Village Voice: "In a film with several welcome, graceful touches -- in addition to so many remarkable performances, 'Mother and Child' stands out for its colorblind casting and the casualness of its interracial relationships -- García's strenuous avoidance of another reproductive choice disappoints all the more. Though Karen gives birth to Elizabeth in 1973 -- the year Roe v. Wade was decided -- none of the pregnant women, regardless of age or financial security, discuss abortion (one lead character's gynecologist does, sending her into a white-hot rage). The sanctity of the titular connection is real, as are the characters García creates. But in not addressing an option that these women surely must have grappled with, García's laudable film stops short of being great."

New York Magazine
: 'Mother and Child' is suffused with grief and loss. It's also suffused with compassion and insight. One of García's earlier films was 'Nine Lives,' in which nine women's stories were poetically compressed, each told in a single long shot. This time, he has three stories that converge, although not in the way you expect. The third protagonist is a young woman (Kerry Washington) who can't have children and undergoes a grueling grilling by a pregnant, seething teenager (Shareeka Epps) to see if she's worthy to adopt the girl's child. The film becomes a tapestry of mother-and-child stories, each child molded by the overbearing presence or absence of its mother, each wondering which is more important: blood or time spent."
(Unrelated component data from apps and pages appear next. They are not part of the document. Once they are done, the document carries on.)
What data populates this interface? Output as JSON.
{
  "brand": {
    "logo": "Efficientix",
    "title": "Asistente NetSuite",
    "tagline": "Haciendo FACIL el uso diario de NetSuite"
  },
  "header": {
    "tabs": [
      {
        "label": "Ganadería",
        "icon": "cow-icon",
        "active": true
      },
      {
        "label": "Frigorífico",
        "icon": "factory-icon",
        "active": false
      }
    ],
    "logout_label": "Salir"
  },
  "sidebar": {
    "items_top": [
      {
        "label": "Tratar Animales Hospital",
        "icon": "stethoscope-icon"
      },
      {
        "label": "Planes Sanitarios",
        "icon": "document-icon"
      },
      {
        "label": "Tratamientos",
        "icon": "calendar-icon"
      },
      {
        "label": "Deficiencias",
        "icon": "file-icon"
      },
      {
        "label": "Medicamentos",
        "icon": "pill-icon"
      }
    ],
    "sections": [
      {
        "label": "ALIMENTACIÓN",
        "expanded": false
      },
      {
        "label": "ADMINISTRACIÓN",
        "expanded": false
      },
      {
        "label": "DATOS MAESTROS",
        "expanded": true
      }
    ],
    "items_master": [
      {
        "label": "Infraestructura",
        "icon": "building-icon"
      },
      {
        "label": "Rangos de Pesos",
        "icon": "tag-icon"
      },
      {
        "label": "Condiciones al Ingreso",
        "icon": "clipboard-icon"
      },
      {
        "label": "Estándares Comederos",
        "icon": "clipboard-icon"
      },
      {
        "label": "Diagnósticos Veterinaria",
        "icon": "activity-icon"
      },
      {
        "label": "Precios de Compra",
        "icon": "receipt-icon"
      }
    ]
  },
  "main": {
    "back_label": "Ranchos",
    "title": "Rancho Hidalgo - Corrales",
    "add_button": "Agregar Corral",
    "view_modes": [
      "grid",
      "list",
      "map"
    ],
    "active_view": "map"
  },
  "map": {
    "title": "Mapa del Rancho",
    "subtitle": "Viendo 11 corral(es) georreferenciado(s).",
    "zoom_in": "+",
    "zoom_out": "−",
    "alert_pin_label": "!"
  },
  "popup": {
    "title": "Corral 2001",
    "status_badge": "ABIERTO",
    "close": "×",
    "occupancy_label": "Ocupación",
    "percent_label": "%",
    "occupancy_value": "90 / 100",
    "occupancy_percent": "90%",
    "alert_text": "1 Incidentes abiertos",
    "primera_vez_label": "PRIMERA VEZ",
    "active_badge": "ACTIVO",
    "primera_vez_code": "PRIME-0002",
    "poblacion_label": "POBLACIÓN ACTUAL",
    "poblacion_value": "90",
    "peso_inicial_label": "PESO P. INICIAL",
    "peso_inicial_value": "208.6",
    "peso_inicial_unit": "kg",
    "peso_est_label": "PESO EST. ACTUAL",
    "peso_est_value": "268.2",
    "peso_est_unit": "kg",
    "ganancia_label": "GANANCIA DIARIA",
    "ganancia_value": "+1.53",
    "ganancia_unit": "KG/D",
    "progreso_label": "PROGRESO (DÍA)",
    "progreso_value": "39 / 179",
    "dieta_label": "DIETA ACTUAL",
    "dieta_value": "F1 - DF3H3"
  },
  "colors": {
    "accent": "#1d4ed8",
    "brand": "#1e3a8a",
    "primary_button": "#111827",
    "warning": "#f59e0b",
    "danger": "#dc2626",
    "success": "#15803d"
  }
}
Entertainment Weekly: "That's not to say that Annette Bening, Naomi Watts, and Kerry Washington aren't lovely playing women who must deal with the life-altering consequences of adoption. Just that the characters in Rodrigo García's movie never rise above being sample clientele. Bening, in a forceful, barefaced performance, is fiftysomething Karen, who, as a teenager, gave an infant daughter up for adoption and has wept ever since, masking her sadness with a sour, spinster veneer. Watts is Elizabeth, an adoptee in her 30s who has turned the loneliness of having never known her own mother into a sexualized hardness she likes to think of as independence. Young, married, and infertile Lucy, played by Washington, longs for a child of her own. Woe, by the way, unto the good, decent men -- played by Jimmy Smits, Samuel L. Jackson, and David Ramsey -- who cross these women's paths. In the ovarian jungle of 'Mother and Child' each gent is undervalued in his own way."

Slant Magazine: "In Garcia's view of reproductive politics, adoption is a harbinger of misery, a last-ditch option that is only acceptable when the mother dies in childbirth, while abortion remains the film's structuring absence, the word that dare not speak its name. And yet, for all the director's sentimentalization of "traditional" values, he's quite willing to view single motherhood as a legitimate option. (He's also down with mixed-race couples.) After all, a mother raising her own child is just the right thing to do, regardless of circumstances, so the director allows several of the film's women to engage in rewarding instances of single parenthood. It all leads to a round of joyful tears and sappy guitar noodlings, but since these are the expected stuff of the melodrama form, a potentially progressive genre designed to explore the roles of womanhood in a man's world, it's hard to argue on principle with their deployment. It's the ideological service to which Garcia puts these manipulations that makes them so objectionable."
CATEGORIES Reviews